**EXERCISE GOAL:**
Reproduce the data below in full and to the letter, images excepted.

**GIVEN RECORDS:**
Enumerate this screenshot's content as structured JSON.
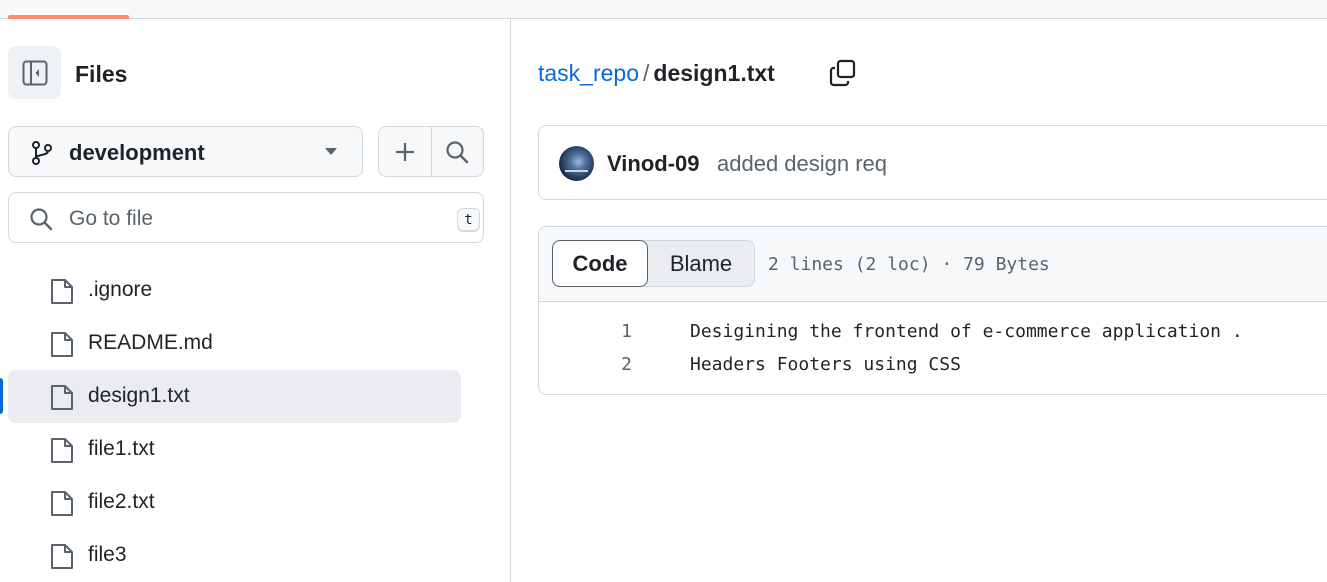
{
  "sidebar": {
    "title": "Files",
    "branch": "development",
    "search_placeholder": "Go to file",
    "search_shortcut": "t",
    "items": [
      {
        "name": ".ignore"
      },
      {
        "name": "README.md"
      },
      {
        "name": "design1.txt",
        "active": true
      },
      {
        "name": "file1.txt"
      },
      {
        "name": "file2.txt"
      },
      {
        "name": "file3"
      }
    ]
  },
  "breadcrumb": {
    "repo": "task_repo",
    "separator": "/",
    "file": "design1.txt"
  },
  "commit": {
    "author": "Vinod-09",
    "message": "added design req"
  },
  "file_view": {
    "tab_code": "Code",
    "tab_blame": "Blame",
    "stats": "2 lines (2 loc) · 79 Bytes",
    "lines": [
      {
        "num": "1",
        "text": "Desigining the frontend of e-commerce application ."
      },
      {
        "num": "2",
        "text": "Headers Footers using CSS"
      }
    ]
  },
  "colors": {
    "link": "#0969da",
    "accent_underline": "#fd8c73",
    "active_bg": "#eaecef"
  }
}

**TASK ANSWER:**
Enumerate this screenshot's content as structured JSON.
{
  "sidebar": {
    "title": "Files",
    "branch": "development",
    "search_placeholder": "Go to file",
    "search_shortcut": "t",
    "items": [
      {
        "name": ".ignore"
      },
      {
        "name": "README.md"
      },
      {
        "name": "design1.txt",
        "active": true
      },
      {
        "name": "file1.txt"
      },
      {
        "name": "file2.txt"
      },
      {
        "name": "file3"
      }
    ]
  },
  "breadcrumb": {
    "repo": "task_repo",
    "separator": "/",
    "file": "design1.txt"
  },
  "commit": {
    "author": "Vinod-09",
    "message": "added design req"
  },
  "file_view": {
    "tab_code": "Code",
    "tab_blame": "Blame",
    "stats": "2 lines (2 loc) · 79 Bytes",
    "lines": [
      {
        "num": "1",
        "text": "Desigining the frontend of e-commerce application ."
      },
      {
        "num": "2",
        "text": "Headers Footers using CSS"
      }
    ]
  },
  "colors": {
    "link": "#0969da",
    "accent_underline": "#fd8c73",
    "active_bg": "#eaecef"
  }
}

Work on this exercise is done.